|Location||172 Church Street, North Adams, Massachusetts|
|Part of||Church Street-Caddy Hill Historic District (#83000567, 85003376)|
|MPS||North Adams MRA (AD)|
|Added to NRHP||October 25, 1985|
Albert Charles Houghton, President of the Arnold Print Works and first Mayor of North Adams, Massachusetts, built what is now the Masonic Temple in the 1890s, shortly before his term as Mayor expired. It was his third home in North Adams, and the most extravagant, reflecting his wealth and status. Built in a Neoclassical Revival style, it has strong Greek features along with an eclectic array of influences from many diverse sources. The mansion's roof was made with Spanish tile, and the clapboards were thinner near the bottom to make the house appear taller than it actually was. There was a formal garden in the rear, which was often used for parties to raise money for the North Adams Hospital. The Houghtons moved in circa 1900, the family then consisting of Mr. Houghton, his wife Cordelia, and their youngest surviving daughter Mary, then 23 years old. Another daughter, Laura died as an infant, while three others lived to grow up, marry, and produce their own children. In 1905, when Mr. Houghton was 61 years old, his health started to fail. At that point, Mary resolved that she would never wed, but devoted her life to taking care of her father. A manic workaholic with a passion for business, Mr. Houghton did not in fact retire, but only cut back, dividing his time between the APW sales officers in New York City and North Adams, leaving the major decisions to be decided by his son-in-law, William A. Gallup. The history of Albert C. Houghton and his family, as well as the Houghton Mansion was chronicled in a book The Shadows Within: Houghton Mansion, which was published in June, 2014.
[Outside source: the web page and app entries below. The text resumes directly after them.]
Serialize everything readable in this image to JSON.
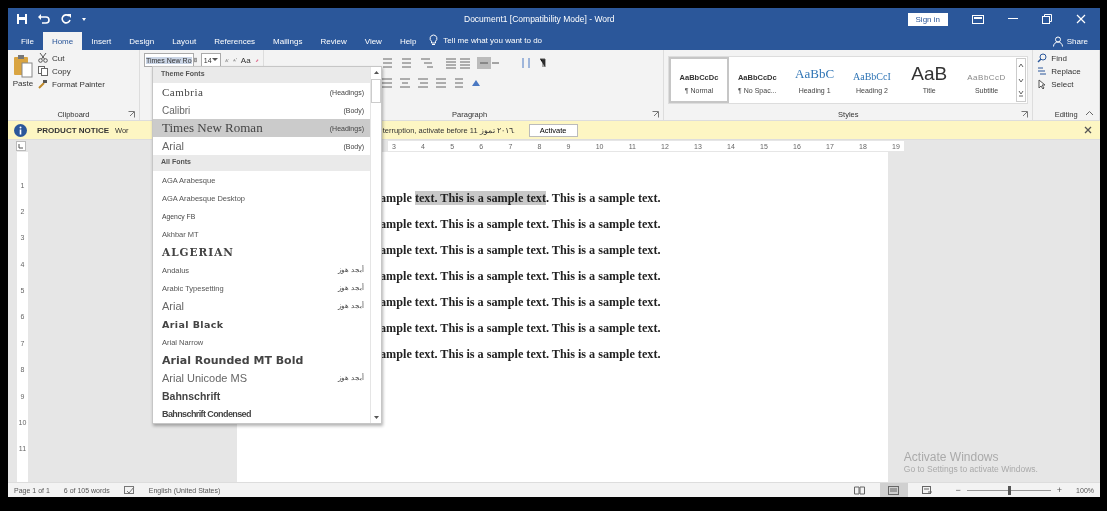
{
  "window": {
    "title": "Document1 [Compatibility Mode]  -  Word",
    "sign_in": "Sign in"
  },
  "tabs": [
    {
      "label": "File",
      "selected": false
    },
    {
      "label": "Home",
      "selected": true
    },
    {
      "label": "Insert",
      "selected": false
    },
    {
      "label": "Design",
      "selected": false
    },
    {
      "label": "Layout",
      "selected": false
    },
    {
      "label": "References",
      "selected": false
    },
    {
      "label": "Mailings",
      "selected": false
    },
    {
      "label": "Review",
      "selected": false
    },
    {
      "label": "View",
      "selected": false
    },
    {
      "label": "Help",
      "selected": false
    }
  ],
  "tell_me": "Tell me what you want to do",
  "share": "Share",
  "clipboard": {
    "paste": "Paste",
    "cut": "Cut",
    "copy": "Copy",
    "format_painter": "Format Painter",
    "label": "Clipboard"
  },
  "font": {
    "name": "Times New Ro",
    "size": "14",
    "change_case": "Aa"
  },
  "paragraph": {
    "label": "Paragraph"
  },
  "styles": {
    "label": "Styles",
    "items": [
      {
        "preview": "AaBbCcDc",
        "name": "¶ Normal",
        "kind": "normal",
        "selected": true
      },
      {
        "preview": "AaBbCcDc",
        "name": "¶ No Spac...",
        "kind": "normal",
        "selected": false
      },
      {
        "preview": "AaBbC",
        "name": "Heading 1",
        "kind": "heading1",
        "selected": false
      },
      {
        "preview": "AaBbCcI",
        "name": "Heading 2",
        "kind": "heading2",
        "selected": false
      },
      {
        "preview": "AaB",
        "name": "Title",
        "kind": "title",
        "selected": false
      },
      {
        "preview": "AaBbCcD",
        "name": "Subtitle",
        "kind": "subtitle",
        "selected": false
      }
    ]
  },
  "editing": {
    "label": "Editing",
    "find": "Find",
    "replace": "Replace",
    "select": "Select"
  },
  "notice": {
    "label": "PRODUCT NOTICE",
    "text_left": "Wor",
    "text_right": "terruption, activate before ٢٠١٦ تموز 11.",
    "button": "Activate"
  },
  "ruler_numbers": [
    "3",
    "4",
    "5",
    "6",
    "7",
    "8",
    "9",
    "10",
    "11",
    "12",
    "13",
    "14",
    "15",
    "16",
    "17",
    "18",
    "19"
  ],
  "vertical_ruler_numbers": [
    "1",
    "2",
    "3",
    "4",
    "5",
    "6",
    "7",
    "8",
    "9",
    "10",
    "11"
  ],
  "font_dropdown": {
    "sections": [
      {
        "header": "Theme Fonts",
        "fonts": [
          {
            "name": "Cambria",
            "note": "(Headings)",
            "kind": "serif",
            "selected": false
          },
          {
            "name": "Calibri",
            "note": "(Body)",
            "kind": "light",
            "selected": false
          },
          {
            "name": "Times New Roman",
            "note": "(Headings)",
            "kind": "serif-large",
            "selected": true
          },
          {
            "name": "Arial",
            "note": "(Body)",
            "kind": "sans",
            "selected": false
          }
        ]
      },
      {
        "header": "All Fonts",
        "fonts": [
          {
            "name": "AGA Arabesque",
            "kind": "small",
            "selected": false
          },
          {
            "name": "AGA Arabesque Desktop",
            "kind": "small",
            "selected": false
          },
          {
            "name": "Agency FB",
            "kind": "narrow",
            "selected": false
          },
          {
            "name": "Akhbar MT",
            "kind": "small",
            "selected": false
          },
          {
            "name": "ALGERIAN",
            "kind": "caps",
            "selected": false
          },
          {
            "name": "Andalus",
            "note": "أبجد هوز",
            "kind": "small",
            "selected": false
          },
          {
            "name": "Arabic Typesetting",
            "note": "أبجد هوز",
            "kind": "small",
            "selected": false
          },
          {
            "name": "Arial",
            "note": "أبجد هوز",
            "kind": "sans",
            "selected": false
          },
          {
            "name": "Arial Black",
            "kind": "black",
            "selected": false
          },
          {
            "name": "Arial Narrow",
            "kind": "small",
            "selected": false
          },
          {
            "name": "Arial Rounded MT Bold",
            "kind": "rounded",
            "selected": false
          },
          {
            "name": "Arial Unicode MS",
            "note": "أبجد هوز",
            "kind": "sans",
            "selected": false
          },
          {
            "name": "Bahnschrift",
            "kind": "semibold",
            "selected": false
          },
          {
            "name": "Bahnschrift Condensed",
            "kind": "condensed",
            "selected": false
          }
        ]
      }
    ]
  },
  "document": {
    "lines": [
      {
        "segments": [
          {
            "text": "ample ",
            "selected": false
          },
          {
            "text": "text. This is a sample text",
            "selected": true
          },
          {
            "text": ". This is a sample text.",
            "selected": false
          }
        ]
      },
      {
        "segments": [
          {
            "text": "ample text. This is a sample text. This is a sample text.",
            "selected": false
          }
        ]
      },
      {
        "segments": [
          {
            "text": "ample text. This is a sample text. This is a sample text.",
            "selected": false
          }
        ]
      },
      {
        "segments": [
          {
            "text": "ample text. This is a sample text. This is a sample text.",
            "selected": false
          }
        ]
      },
      {
        "segments": [
          {
            "text": "ample text. This is a sample text. This is a sample text.",
            "selected": false
          }
        ]
      },
      {
        "segments": [
          {
            "text": "ample text. This is a sample text. This is a sample text.",
            "selected": false
          }
        ]
      },
      {
        "segments": [
          {
            "text": "ample text. This is a sample text. This is a sample text.",
            "selected": false
          }
        ]
      }
    ]
  },
  "activation": {
    "title": "Activate Windows",
    "text": "Go to Settings to activate Windows."
  },
  "status_bar": {
    "page": "Page 1 of 1",
    "words": "6 of 105 words",
    "language": "English (United States)",
    "views": [
      {
        "kind": "read",
        "selected": false
      },
      {
        "kind": "print",
        "selected": true
      },
      {
        "kind": "web",
        "selected": false
      }
    ],
    "zoom": {
      "level": 0.5
    },
    "zoom_out": "−",
    "zoom_in": "+",
    "zoom_label": "100%"
  }
}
1914 car crash
In spring 1914, the Houghtons invested in their first car, a seven-passenger Pierce-Arrow touring car, and sent their long-time chauffeur, John Widders also known as John Winters, to learn to drive it. On August 1 of the year, Mr. Houghton and Mary decided to go to Bennington, Vermont for a pleasure drive. Mrs. Houghton chose to remain at home, and they were accompanied instead by Dr. and Mrs. Robert Hutton of New York. Sybil Hutton was a childhood friend of Mary's and a daughter of the North Adams shoe manufacturer WG Cady. With Widders at the wheel, the car left the Houghton mansion at 9:00 am; at 9:30 it was in Pownal, Vermont heading up what is now Oak Hill Rd. The road was under repair, and a team of horses was parked on the right hand side. Widders went around them on the left, at about 12 mph. On the left shoulder, the car tilted and went down a steep embankment, rolling over three times before coming to rest in an upright position in a farmer's field. Everyone except Mary Houghton was thrown out of the car. The men all escaped with minor injuries such as cuts, scrapes, bruises and minor fractures. The women weren't so lucky. Mrs. Hutton was killed almost instantly when the car rolled over her. Mary Houghton was hurt just as badly and died of her injuries at 3:00 pm at the North Adams Hospital. Expecting to survive, Mr. Houghton was taken home, he died ten days later. The investigator for the State of Vermont exonerated Widders of all wrongdoing, blaming the accident instead on the soft shoulder of the road. But Widders still blamed himself and, at 5:00 am on August 2, 1914, he shot himself in the cellar of the Houghton Barn with a horse pistol. Mr. Houghton died on August 11, 1914.
Following the crash, one of two surviving Houghton daughters, Florence, moved into the house with her husband, William A. Gallup, and made the mansion their home, looking after Mrs. Houghton until her death in 1916. They resided in the house until Mr. Gallup retired in 1926. Florence Gallup and her sister, Susan Houghton McKeon, sold it to the Masons, in 1926. The Masons did away with the formal Garden and constructed their lodge building in its place. In more recent years, for the sake of economy, the Spanish tile roof was removed and replaced with asphalt, and siding has been put on over the clapboards. Otherwise, the house looks just as it did when it was built.
The Houghton Mansion was also featured in season 1, episode 2 of the television show, Ghost adventures.
The Houghton Mansion was also featured in season 1, episode 3 of the television show, Haunted Case Files.
- National Park Service (2008-04-15). "National Register Information System". National Register of Historic Places. National Park Service.
- https://web.archive.org/web/20120220192257/http://houghtonmansion.com/history.php. Archived from the original on February 20, 2012. Retrieved February 25, 2012. Missing or empty
- "Houghton Hears a Who?". Syfy. Retrieved March 11, 2017.